In July 2004, I attended my first Imaging USA conference with my wife and business partner, Carolle. It was held in Las Vegas. In the summer. The temperature hit 107 degrees three times during our trip. Although our national convention has carried diverse names, been held in various locations, and happened during different times of the year, it’s had a big impact on members since our association’s first gathering in 1869.
Attending our first Imaging USA was a big deal for Carolle and me. Ours was a young studio, and we had little knowledge about how to make great images or how to run a profitable small business. We knew almost no one in the industry. We were young, and many of our friends thought we were crazy for leaving our jobs to start a photography studio. Before attending, we started thinking maybe they were right. After attending, we knew they were wrong.
Walking into our first class, we were blown away. Here was a room filled with photographers from all over the country, representing studios at every conceivable stage of success. Some were having no issues finding their ideal clients and producing the sales they needed to support the lifestyle they wanted. Others (including us) had no idea how to get where we wanted to go or, in fact, where we wanted to go. I saw that even photographers who had businesses I admired were there to share, learn, and make new friends.
If you seem to have a connection with someone and they invite you for a cup of coffee, go. You might be making a lifelong friend and colleague who understands your business and can offer ideas and feedback.Jeffrey Dachowski

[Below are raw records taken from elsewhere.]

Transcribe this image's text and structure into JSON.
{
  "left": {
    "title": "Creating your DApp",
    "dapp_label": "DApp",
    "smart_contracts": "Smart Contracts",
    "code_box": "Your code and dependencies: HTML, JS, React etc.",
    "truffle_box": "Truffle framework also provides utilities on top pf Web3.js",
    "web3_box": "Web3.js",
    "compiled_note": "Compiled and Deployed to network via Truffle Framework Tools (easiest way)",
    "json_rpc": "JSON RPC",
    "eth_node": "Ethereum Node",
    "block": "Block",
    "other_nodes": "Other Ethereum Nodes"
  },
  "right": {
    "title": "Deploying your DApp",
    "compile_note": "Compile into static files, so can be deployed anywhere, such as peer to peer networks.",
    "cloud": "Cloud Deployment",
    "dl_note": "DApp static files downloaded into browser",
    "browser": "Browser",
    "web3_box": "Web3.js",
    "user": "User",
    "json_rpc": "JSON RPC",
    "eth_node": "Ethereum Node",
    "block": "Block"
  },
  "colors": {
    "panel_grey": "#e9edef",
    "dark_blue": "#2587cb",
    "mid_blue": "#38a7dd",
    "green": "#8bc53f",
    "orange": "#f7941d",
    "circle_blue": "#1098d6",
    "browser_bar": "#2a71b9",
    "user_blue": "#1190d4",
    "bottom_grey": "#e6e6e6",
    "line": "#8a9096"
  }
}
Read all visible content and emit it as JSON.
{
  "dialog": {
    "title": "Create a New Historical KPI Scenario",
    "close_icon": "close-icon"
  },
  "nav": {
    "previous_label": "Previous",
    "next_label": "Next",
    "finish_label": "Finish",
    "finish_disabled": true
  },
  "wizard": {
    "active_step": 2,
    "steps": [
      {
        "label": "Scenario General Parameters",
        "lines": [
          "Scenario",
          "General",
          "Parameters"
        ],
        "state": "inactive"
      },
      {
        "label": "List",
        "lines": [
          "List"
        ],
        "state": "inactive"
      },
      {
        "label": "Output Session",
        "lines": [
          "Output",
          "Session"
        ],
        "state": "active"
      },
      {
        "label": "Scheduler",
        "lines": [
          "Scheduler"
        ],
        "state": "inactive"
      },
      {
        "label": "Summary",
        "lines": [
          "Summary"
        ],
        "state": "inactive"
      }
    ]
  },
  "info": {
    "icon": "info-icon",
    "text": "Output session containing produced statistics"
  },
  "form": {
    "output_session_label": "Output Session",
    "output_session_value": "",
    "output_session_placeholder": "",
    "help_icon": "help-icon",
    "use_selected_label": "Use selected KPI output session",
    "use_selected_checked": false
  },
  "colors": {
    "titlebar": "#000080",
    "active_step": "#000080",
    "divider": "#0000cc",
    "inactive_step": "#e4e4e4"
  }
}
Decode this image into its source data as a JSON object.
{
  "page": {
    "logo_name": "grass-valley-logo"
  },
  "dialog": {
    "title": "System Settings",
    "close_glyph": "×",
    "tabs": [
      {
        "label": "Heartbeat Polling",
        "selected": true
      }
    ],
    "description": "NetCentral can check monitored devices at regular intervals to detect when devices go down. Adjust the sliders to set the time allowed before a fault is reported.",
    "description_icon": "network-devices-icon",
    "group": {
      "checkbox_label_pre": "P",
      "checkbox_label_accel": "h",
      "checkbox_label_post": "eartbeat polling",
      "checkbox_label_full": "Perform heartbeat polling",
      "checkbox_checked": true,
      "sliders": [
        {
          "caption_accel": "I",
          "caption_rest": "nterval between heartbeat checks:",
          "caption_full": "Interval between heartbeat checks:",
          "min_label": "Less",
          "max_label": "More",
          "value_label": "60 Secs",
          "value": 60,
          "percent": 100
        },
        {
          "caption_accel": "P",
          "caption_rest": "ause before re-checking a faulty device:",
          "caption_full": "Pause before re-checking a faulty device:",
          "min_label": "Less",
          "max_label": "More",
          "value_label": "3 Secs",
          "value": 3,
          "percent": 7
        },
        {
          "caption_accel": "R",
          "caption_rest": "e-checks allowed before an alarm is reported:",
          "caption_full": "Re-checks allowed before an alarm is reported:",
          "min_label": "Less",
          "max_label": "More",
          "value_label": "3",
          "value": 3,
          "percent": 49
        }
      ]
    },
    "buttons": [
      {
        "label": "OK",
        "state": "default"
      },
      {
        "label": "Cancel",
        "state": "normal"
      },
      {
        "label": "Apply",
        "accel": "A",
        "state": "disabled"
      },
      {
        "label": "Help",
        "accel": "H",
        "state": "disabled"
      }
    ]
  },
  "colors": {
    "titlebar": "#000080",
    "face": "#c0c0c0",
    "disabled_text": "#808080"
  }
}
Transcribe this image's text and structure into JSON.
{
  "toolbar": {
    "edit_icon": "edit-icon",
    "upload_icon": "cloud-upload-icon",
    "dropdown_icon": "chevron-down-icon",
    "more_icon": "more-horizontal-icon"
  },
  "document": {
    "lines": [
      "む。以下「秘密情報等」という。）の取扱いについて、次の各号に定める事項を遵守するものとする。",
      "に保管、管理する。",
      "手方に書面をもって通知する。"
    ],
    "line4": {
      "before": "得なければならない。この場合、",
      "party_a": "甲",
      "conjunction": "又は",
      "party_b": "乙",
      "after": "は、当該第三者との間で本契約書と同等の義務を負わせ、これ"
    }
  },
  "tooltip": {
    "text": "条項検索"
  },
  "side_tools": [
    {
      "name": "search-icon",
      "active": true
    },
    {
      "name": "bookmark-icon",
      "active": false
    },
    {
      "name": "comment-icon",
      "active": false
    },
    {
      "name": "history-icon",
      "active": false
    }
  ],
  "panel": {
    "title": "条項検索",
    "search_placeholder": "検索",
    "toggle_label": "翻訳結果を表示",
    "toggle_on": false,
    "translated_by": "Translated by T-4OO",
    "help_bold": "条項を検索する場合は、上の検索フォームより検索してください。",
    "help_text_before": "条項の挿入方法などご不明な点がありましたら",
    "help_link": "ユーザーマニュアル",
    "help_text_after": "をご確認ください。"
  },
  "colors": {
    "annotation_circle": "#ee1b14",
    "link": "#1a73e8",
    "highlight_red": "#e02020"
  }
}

To get the most out of our time away from our business and our small children, we took a strategic, divide-and-conquer approach to selecting sessions. I’d go to a seniors session; Carolle would go to a families session. She’d take a sales class; I’d take a lighting class. We stepped out of our comfort zone and took action to make new friends. I attribute a long list of our current friends and colleagues to the few people we connected with at that conference. Of all the many benefits PPA offers, the ability to forge relationships with other people in the profession is what I value most.
Whether you’re planning to attend your first or your 40th Imaging USA, I’d like to offer a few pieces of advice gained from experience:
Stay at the host hotel. You don’t want to miss out on any opportunity to meet people and to learn by spending time ferrying back and forth to another hotel even though it might save you a few dollars.
Pack light. Get by with as little as you can. Moving through the days with a small laptop, tablet, or pad of paper lets you be nimble.
Comfortable shoes are everything. Make sure they’re broken in before you get there.
Say yes to new friends. If you seem to have a connection with someone and they invite you for a cup of coffee, go. You might be making a lifelong friend and colleague who understands your business and can offer ideas and feedback.
Keep dinner groups small. It’s hard to get into restaurants with a party of two dozen people, not to mention how long it takes to motivate that group into action.
Have fun. Although this is a businessminded gathering, don’t forget why you chose this profession. Participate in all you can. Ask questions, meet vendors, and be open to making changes based on what you’ll learn.
Imaging USA is always special to me, but this year I get to stand on stage and preside over one of my favorite events of the year: the award and degree ceremony. The evening lifts up photographers for their accomplishments across a wide range of criteria and recognizes members who have put in the work to earn degrees.
Looking at our slate of speakers for the upcoming Imaging USA in Nashville, I’m thrilled to see a diverse grouping of photographers and businesses available to help members at every stage of their photographic and entrepreneurial journey. I look forward to seeing you in Nashville in January 2023.
Jeffrey Dachowski operates a photography studio in Bedford, New Hampshire, with his wife, Carolle.